Last year an unknown price competition was going on between oil leaders. By increasing production, and thereby lowering the market price for oil, they tried to compete each other out. On November 2016, members of the Organization of the Petroleum Exporting Countries (OPEC) and ten other countries, among them Russia, decreased part of their production. This month the same leaders decided to extend this policy for nine months. The goal is to increase the price of oil, but MarketWatch came up with an interesting thread by looking at history.
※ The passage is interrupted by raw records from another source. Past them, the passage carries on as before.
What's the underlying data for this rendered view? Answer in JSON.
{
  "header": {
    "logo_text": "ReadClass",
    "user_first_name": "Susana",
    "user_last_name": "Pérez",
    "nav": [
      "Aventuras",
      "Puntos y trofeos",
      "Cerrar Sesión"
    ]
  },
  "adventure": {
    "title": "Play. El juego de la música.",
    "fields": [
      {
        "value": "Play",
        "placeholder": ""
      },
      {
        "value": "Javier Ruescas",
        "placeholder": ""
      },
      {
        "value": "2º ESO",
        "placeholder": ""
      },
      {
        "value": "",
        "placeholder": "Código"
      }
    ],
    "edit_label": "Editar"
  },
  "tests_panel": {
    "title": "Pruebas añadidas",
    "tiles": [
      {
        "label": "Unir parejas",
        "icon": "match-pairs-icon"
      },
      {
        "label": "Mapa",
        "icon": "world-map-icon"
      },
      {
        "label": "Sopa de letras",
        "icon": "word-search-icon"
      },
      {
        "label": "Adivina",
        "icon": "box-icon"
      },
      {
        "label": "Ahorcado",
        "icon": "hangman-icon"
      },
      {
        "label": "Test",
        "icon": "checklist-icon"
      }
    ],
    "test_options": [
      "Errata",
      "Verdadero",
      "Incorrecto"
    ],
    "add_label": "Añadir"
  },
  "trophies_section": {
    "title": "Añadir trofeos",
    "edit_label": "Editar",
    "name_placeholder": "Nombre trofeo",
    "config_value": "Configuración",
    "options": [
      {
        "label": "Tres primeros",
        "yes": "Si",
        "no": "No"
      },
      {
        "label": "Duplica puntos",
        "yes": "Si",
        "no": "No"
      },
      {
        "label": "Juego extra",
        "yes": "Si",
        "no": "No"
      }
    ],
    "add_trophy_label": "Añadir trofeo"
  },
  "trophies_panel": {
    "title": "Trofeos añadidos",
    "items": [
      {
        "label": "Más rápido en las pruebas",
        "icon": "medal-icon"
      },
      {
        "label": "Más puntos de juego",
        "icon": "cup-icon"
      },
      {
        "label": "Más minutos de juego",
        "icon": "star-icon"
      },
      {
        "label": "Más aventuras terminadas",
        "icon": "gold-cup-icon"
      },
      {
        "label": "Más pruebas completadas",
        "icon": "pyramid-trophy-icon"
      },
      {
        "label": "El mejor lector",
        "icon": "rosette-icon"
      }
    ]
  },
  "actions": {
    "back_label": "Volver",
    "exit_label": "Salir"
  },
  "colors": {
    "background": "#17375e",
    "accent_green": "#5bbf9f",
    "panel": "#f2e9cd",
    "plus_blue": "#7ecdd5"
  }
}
Till the 1970s the US was the major producer of soybeans. This changed after the US blocked the export of soybeans several times . In the short run, this resulted in price drops which harmed farmers. However, also in the long run there was damage in the US soybean industry. The US Department of Agriculture reported that after the export blocks, Japan started to invest more heavily in Brazil’s soybean industry, which was at the time just a small player. Lost confidence in America as a soybean supplier was their key argument. In 1971, America produced 1,127 billion bushel while Brazil produced only 76 billion. In 2016, this was 3,926 billion bushel for America and for Brazil 3,546 billion. So, both industries grew, but America lost market share to Brazil.
MarketWatch compared market developments in the soybean industry with the current situation of the oil industry. OPEC limits production together with 10 other countries. The US is not included in this. MarketWatch noticed that America improved its technology and efficiency and thereby might have the ability to respond quickly to production drops by OPEC, while gaining market share.
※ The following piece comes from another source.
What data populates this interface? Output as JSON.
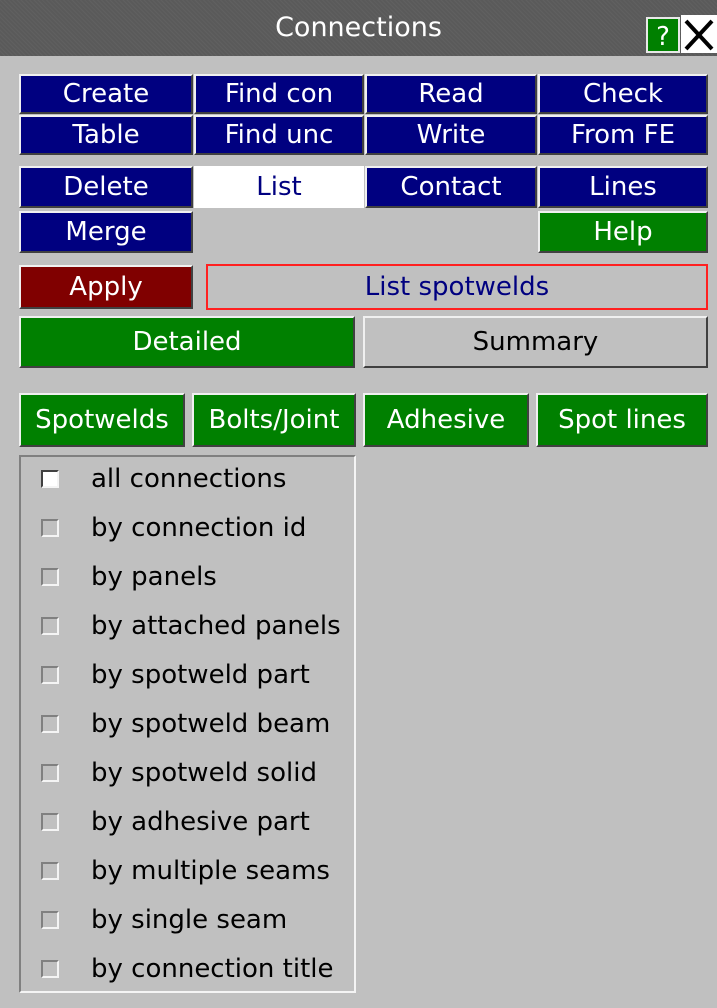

The question is if the US really has the ability to fill the gap that OPEC creates, and if it really is hard for OPEC to regain market share after losing some to the US, as was the case in the soybean production. History shows that it can be hard to regain market share in commodity markets, so OPEC should pay attention to this possible threat.